Question 7 from the second paper of 2014 asks for a substantial amount of detail regarding leptospirosis, including clinical features, diagnostic criteria, natural course of the disease, and specific treatment.
It is one of the tropical diseases listed in Sivakumar and Pelly's chapter of Oh's Manual (Ch. 73, p.743). Literally two paragraphs are spent on it; but the detailed model answer gives one the impression that the college expects a much more indepth knowledge of these tropical pathogens than a mere familiarity with the limited content of the Manual.
As such, the question favours infectious diseases specialists and people working in Queensland. For the rest of us, indepth knowledge must come from journal articles and textbook chapters.
Of specific interest:
The clinical features of leptospirosis are also presented in a good 2011 article, which asserts a certain order of importance over the protean manifestations of this disease. For the time-poor exam candidate, one can condense this wisdom in the following manner:
Leptospirosis in general:
Weil's disease in particular:
People describe a "biphasic" course.
Once the spirochetes generate a vigorous antibody response, their numbers in the bloodstream dwindle (that usually takes about a week). Thereafter, they remain adherent to the renal tubular epithelium, and are shed into the urine.
The Sanford Guide recommends benzylpenicillin.
Alternatives include ceftriaxone or doxycycline.

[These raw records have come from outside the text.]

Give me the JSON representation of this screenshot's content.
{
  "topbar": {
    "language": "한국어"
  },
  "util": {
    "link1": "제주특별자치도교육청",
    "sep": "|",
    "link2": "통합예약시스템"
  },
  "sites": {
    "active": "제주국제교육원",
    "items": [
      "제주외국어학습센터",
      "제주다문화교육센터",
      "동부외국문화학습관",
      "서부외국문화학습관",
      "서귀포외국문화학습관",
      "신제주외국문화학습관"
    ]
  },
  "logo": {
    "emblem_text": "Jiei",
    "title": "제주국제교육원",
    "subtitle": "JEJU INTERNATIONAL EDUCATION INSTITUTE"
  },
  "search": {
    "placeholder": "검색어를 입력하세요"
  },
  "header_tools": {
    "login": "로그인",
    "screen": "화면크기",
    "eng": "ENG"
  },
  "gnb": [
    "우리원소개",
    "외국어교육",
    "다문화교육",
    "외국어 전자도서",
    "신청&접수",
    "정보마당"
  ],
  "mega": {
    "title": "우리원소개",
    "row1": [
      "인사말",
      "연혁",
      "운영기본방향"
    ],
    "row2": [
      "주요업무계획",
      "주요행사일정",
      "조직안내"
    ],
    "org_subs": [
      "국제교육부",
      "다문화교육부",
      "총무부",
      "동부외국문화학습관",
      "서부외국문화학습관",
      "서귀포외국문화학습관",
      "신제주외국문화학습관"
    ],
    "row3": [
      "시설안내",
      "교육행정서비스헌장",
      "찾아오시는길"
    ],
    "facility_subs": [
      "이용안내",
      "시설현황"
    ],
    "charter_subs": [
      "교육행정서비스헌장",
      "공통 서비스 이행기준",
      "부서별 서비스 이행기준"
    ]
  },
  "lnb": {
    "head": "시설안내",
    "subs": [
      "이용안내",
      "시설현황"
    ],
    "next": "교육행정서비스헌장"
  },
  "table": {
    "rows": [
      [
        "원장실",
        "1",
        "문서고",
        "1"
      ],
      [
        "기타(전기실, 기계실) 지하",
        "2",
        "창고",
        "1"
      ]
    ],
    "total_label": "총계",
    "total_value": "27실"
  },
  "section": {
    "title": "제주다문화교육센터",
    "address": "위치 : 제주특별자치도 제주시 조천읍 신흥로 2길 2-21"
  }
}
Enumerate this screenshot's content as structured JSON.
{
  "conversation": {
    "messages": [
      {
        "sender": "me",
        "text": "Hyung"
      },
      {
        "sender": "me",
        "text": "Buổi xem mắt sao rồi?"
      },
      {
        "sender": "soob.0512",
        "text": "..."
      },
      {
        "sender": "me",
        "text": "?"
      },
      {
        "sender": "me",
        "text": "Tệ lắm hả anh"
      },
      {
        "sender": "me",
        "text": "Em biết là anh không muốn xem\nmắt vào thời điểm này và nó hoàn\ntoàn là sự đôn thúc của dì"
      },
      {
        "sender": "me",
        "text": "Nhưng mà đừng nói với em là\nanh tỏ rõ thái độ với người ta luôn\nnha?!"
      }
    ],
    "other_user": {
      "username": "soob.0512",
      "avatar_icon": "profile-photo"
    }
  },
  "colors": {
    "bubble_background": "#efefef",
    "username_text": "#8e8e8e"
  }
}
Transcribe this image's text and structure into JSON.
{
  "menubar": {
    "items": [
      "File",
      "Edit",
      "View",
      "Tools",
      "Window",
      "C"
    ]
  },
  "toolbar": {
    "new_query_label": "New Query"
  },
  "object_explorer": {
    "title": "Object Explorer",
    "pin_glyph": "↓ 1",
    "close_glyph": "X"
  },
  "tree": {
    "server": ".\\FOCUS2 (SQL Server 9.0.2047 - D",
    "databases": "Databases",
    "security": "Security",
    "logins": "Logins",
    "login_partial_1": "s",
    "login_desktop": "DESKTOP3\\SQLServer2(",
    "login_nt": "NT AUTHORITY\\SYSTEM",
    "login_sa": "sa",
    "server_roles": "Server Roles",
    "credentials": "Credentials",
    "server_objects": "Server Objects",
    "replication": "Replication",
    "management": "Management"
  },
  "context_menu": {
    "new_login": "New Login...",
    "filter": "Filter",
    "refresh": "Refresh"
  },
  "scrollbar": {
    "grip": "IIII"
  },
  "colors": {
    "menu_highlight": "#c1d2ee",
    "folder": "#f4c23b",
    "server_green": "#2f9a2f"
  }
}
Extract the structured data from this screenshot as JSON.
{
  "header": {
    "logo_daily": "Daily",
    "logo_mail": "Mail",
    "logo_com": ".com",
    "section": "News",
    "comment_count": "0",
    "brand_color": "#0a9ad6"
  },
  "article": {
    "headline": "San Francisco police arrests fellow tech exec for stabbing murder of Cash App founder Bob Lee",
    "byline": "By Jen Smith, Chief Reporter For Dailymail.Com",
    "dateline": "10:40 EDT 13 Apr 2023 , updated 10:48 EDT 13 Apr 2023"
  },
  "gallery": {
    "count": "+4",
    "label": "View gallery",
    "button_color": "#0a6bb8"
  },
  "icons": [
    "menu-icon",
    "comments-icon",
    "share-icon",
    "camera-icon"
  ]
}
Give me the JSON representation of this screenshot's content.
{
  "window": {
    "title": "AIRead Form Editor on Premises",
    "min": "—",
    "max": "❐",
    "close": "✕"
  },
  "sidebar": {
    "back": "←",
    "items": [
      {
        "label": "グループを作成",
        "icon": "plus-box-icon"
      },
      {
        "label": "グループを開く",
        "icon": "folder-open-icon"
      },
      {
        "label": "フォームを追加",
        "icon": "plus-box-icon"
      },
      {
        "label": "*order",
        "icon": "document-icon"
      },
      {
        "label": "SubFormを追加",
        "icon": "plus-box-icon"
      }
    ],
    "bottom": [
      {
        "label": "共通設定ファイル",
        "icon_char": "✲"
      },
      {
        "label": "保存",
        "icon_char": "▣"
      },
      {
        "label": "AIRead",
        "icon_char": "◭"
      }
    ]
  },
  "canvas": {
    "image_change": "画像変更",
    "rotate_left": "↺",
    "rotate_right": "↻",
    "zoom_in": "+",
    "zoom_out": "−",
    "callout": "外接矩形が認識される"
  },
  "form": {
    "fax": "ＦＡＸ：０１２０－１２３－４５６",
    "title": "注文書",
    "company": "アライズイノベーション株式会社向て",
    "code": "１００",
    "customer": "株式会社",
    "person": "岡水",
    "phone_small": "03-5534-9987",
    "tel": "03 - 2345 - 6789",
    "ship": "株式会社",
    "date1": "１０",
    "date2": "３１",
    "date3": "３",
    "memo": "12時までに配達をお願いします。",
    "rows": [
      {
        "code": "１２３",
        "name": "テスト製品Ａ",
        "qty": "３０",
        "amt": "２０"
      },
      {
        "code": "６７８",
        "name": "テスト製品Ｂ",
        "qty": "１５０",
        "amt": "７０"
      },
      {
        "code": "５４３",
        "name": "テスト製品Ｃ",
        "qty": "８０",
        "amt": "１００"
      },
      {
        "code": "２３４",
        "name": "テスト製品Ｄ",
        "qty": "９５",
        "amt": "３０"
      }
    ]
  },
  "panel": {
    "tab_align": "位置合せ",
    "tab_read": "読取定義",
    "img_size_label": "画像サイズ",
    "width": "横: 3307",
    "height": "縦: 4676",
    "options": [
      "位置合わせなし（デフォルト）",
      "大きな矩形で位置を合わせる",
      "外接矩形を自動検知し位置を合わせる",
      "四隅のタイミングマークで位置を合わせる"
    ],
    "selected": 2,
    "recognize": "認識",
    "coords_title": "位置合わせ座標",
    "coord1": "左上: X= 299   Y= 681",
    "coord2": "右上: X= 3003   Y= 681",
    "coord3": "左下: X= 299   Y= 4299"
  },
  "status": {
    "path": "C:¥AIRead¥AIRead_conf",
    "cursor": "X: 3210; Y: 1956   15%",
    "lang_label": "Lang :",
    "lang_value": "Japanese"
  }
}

The course is for 7 days, is not without risk, and may be without benefit. A 2012 Cochrane review could not demonstrate any difference between antibiotic regimens, nor indeed any benefit from antibiotics in general. On the other hand, it is known that the sudden wholesale death of millions of spirochetes in one's bloodstream may give rise to the Jarisch-Herxheimer reaction, which is horrible inflammatory state featuring rigors, shock, a temperature up to 42°C, and possibly DIC.